Tag Archives: Nathalie Armin

“The Motherf**cker In The Hat” at the National Theatre

A play that comes with its own stars, albeit an excessively modest two of them, Stephen Adly Guirgis’ Broadway hit may have a title that fits uncomfortably with the National Theatre’s augustness, but The Motherf**cker In The Hat is a quality play that London should welcome. Detailing the struggles and affairs between a drug addict on probation, his ‘sponsor’ and their girlfriends, the work’s vigorous language belies its old-fashioned enquiry into morality.

Jpeg 1Ricardo Chavira plays Jackie, a troubled convict following a plan to free himself from addiction with a suitably cynical edge, making our hero hugely appealing despite his faults. Flor De Liz Perez (pictured) performs as Jackie’s partner, delivering vicious tirades with verve. Also from the States comes Yul Vázquez as Cousin Julio, delivering a marvellously understated, original performance. Completing this strong cast, directed flawlessly by Indhu Rubasingham, are Nathalie Armin as the unfortunate wife of the rehabilitated Ralph, the philandering sponsor with a PhD in persuasion, depicted brilliantly by Alec Newman as a devil who firmly believes he has all the best lines.

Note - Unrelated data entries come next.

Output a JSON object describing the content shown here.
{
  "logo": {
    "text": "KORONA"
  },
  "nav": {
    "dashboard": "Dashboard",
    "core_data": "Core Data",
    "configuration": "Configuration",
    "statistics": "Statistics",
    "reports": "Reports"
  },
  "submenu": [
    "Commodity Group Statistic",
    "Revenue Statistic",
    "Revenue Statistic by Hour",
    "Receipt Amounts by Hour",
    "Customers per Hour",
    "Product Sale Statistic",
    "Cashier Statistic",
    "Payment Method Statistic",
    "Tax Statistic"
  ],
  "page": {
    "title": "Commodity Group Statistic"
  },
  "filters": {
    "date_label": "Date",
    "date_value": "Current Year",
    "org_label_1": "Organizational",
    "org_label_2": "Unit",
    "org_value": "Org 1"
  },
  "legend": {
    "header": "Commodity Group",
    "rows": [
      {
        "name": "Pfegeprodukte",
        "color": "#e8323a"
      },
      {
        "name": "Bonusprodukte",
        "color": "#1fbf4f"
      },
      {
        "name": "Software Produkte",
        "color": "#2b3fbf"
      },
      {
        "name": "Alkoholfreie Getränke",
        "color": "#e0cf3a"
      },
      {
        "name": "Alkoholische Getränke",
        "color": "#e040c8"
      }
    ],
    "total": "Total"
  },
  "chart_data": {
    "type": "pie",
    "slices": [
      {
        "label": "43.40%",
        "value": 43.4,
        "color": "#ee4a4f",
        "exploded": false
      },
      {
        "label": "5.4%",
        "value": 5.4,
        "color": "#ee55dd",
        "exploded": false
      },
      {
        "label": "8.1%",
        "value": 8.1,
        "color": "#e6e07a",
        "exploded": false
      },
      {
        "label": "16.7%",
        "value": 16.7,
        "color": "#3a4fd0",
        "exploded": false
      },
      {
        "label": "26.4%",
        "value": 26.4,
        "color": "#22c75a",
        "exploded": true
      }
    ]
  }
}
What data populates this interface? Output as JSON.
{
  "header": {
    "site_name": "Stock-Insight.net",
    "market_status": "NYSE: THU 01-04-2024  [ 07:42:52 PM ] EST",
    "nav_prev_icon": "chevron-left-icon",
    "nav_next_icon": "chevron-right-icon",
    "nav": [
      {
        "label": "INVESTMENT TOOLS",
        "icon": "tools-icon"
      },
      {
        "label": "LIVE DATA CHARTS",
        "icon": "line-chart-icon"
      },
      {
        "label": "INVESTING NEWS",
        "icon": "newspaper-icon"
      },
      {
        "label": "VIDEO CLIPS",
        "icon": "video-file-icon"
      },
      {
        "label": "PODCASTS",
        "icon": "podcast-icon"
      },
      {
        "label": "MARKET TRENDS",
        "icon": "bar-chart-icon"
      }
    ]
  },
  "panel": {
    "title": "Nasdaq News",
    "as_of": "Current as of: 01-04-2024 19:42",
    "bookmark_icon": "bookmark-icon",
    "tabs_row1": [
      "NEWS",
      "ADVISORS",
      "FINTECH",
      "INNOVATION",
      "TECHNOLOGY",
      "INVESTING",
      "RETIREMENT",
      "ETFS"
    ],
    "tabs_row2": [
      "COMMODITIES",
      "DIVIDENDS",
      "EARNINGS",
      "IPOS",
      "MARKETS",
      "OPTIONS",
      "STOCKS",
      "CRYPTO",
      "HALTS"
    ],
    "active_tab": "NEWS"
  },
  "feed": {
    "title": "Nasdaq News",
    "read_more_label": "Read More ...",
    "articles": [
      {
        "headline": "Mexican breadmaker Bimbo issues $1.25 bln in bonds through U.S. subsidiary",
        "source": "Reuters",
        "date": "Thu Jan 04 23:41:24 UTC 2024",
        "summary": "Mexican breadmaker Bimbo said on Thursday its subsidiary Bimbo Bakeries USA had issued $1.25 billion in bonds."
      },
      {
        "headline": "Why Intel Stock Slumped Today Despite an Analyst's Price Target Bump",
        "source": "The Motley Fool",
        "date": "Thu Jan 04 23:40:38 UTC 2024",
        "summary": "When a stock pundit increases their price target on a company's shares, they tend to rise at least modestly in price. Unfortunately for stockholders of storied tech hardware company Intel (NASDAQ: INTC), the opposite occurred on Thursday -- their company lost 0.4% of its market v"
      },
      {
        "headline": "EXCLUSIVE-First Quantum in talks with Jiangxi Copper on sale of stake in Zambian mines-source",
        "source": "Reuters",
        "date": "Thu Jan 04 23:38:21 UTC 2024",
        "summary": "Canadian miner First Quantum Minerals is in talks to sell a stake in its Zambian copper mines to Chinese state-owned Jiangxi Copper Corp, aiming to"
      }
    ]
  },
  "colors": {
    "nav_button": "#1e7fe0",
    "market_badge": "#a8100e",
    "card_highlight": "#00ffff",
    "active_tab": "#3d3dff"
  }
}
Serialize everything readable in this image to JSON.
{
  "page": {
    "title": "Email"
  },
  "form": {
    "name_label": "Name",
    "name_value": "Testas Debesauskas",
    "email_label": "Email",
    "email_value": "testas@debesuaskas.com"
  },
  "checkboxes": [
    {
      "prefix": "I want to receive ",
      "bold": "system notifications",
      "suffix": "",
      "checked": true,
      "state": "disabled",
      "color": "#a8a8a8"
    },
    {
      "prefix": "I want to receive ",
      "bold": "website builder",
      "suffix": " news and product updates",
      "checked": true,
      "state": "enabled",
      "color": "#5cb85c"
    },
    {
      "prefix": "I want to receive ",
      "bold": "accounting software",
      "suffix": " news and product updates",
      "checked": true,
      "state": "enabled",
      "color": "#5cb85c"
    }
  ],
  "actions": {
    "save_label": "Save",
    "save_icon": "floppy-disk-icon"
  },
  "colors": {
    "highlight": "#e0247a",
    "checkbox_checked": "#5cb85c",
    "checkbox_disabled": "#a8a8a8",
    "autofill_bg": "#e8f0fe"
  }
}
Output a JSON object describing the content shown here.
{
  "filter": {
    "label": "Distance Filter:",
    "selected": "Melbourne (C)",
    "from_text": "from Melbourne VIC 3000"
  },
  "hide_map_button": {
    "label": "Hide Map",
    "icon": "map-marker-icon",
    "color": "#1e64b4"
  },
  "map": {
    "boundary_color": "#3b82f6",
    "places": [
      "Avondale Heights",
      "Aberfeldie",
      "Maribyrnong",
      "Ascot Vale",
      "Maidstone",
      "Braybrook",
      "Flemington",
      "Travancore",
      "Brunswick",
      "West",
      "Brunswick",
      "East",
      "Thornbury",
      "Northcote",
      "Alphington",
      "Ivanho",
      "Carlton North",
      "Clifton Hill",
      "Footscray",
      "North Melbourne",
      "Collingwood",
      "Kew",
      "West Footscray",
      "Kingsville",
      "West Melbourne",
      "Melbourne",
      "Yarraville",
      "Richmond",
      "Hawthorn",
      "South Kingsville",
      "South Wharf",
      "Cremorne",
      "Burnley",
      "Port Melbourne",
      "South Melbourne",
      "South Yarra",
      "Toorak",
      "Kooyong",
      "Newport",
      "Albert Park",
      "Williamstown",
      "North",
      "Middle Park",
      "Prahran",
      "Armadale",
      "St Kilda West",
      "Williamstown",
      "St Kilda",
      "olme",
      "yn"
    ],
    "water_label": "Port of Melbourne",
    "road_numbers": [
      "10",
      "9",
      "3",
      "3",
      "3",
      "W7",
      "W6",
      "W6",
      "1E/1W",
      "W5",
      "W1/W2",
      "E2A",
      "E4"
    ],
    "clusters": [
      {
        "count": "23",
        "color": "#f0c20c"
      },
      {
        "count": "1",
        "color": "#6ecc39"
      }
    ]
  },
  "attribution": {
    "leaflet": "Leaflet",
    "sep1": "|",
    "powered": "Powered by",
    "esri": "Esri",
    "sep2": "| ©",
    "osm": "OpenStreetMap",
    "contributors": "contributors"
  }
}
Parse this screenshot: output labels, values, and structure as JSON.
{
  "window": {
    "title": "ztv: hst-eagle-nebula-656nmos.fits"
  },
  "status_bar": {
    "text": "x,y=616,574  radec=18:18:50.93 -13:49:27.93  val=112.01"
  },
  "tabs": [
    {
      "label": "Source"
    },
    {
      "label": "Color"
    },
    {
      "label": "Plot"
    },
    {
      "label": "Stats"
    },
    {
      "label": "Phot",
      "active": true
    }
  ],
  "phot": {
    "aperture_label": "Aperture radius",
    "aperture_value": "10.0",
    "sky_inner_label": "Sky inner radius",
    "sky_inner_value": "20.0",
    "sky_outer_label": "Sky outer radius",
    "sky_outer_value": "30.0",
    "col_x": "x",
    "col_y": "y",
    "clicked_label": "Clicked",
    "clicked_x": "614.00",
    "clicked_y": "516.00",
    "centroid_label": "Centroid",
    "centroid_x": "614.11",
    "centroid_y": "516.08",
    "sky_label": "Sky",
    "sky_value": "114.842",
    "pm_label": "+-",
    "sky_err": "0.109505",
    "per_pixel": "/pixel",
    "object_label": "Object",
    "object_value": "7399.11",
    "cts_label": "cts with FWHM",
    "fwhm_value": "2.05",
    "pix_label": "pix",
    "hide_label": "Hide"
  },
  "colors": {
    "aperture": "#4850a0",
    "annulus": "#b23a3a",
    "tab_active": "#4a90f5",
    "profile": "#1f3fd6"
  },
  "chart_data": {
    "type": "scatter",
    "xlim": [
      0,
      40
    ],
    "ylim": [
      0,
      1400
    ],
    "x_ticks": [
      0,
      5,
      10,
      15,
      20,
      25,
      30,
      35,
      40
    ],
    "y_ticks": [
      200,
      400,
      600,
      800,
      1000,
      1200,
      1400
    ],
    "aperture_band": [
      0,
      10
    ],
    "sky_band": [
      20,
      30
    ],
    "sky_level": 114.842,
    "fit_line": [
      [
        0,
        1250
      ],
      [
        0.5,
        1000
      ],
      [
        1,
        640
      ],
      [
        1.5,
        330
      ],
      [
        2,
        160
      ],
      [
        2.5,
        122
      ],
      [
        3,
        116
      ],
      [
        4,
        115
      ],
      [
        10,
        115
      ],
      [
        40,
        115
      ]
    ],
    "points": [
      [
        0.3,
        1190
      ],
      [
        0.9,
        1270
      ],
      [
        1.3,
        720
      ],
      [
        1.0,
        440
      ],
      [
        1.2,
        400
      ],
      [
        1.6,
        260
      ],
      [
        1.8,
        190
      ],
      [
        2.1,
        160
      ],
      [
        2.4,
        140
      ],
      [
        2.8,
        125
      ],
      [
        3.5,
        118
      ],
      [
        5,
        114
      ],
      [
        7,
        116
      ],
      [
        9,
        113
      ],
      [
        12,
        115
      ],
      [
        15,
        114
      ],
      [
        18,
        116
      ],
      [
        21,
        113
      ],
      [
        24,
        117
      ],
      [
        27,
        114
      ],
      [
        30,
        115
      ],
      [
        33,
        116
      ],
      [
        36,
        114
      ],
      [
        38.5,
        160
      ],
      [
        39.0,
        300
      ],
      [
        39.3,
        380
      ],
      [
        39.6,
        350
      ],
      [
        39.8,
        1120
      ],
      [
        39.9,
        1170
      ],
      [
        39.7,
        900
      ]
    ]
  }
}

It can’t be denied that the play is reminiscent of a soap opera (or should that be a telenovela?), but the sordid plot twists, while predictable, are expertly handled and feel believable. Likewise, the bad language and lurid insults play their part, not just in making the script very funny, but in creating characters you really fall for. For all the shouting on stage, this is a work that quietly ensures we take seriously the questions it’s asking – about how to be good.

The play is calmer, less surreal, than Adly Guirgis’ other works seen in London. It’s tempting to say it feels more grown up, as that’s clearly one of the themes here; the talk of prayers and pharmaceuticals both play a part in questioning responsibility and relationships. Jackie and Ralph are just young men, with more than enough faults and few excuses. But Jackie has a heart and the potential for goodness that feels realistic and makes this play an unusually sharp comedy.

Until 20 August 2015


Photo by Mark Douet

“Dara” at the National Theatre

With Behind The Beautiful Forevers still running – and well worth watching – The National Theatre offers another, very different, view of the Indian subcontinent with Dara. Adapted for a Western audience by Tanya Ronder, from Shahid Nadeem’s play, this historical epic shows the battle between Shah Jahan’s sons for the Mughal Empire. It’s a riveting story, all the more exciting if you aren’t familiar with the history (imagine the Tudors without knowing Henry had six wives); a family drama boasting an ambitious sense of scale that makes it topical too.

Nadia Fall’s quick-fire direction stages the action with speed, while Katrina Lindsay’s design and a large cast creates a sumptuous feel. Though a wide span of time is covered (the play is long, but never droops) and some roles are feel curtailed, Vincent Ebrahim manages to give Shah Jahan great depth, and Nathalie Armin is superb as his daughter, Jahanara. Zubin Varla takes the title role, a hugely satisfying character, saintly yet very human and ferociously intelligent. Dara’s fate is to be tried for apostasy – his own defence in court is fantastic theatre.

Sargon Yelda and Anjana Vasan

Dara is as much about Shah Jahan’s other son, Aurangzeb, who claimed the throne and rejected both Sufism and the religious toleration that Dara explored. A tyrannical figure, Sargon Yelda’s performance as Aurangzeb is wonderfully layered. A brief, exquisitely crafted scene with his Hindu lover, ably played by Anjana Vasan, really helps. Aurangzeb isn’t just a villain and the play’s exploration of the need to choose between “faith or family” makes it great drama. It’s Dara’s religious content that makes it feel so urgent – presenting the “broken prince”, a figure to revere despite his fall from power, it provides a different view of religion at a time when one is so desperately needed.

Until 4 April 2015


Photos by Ellie Kurttz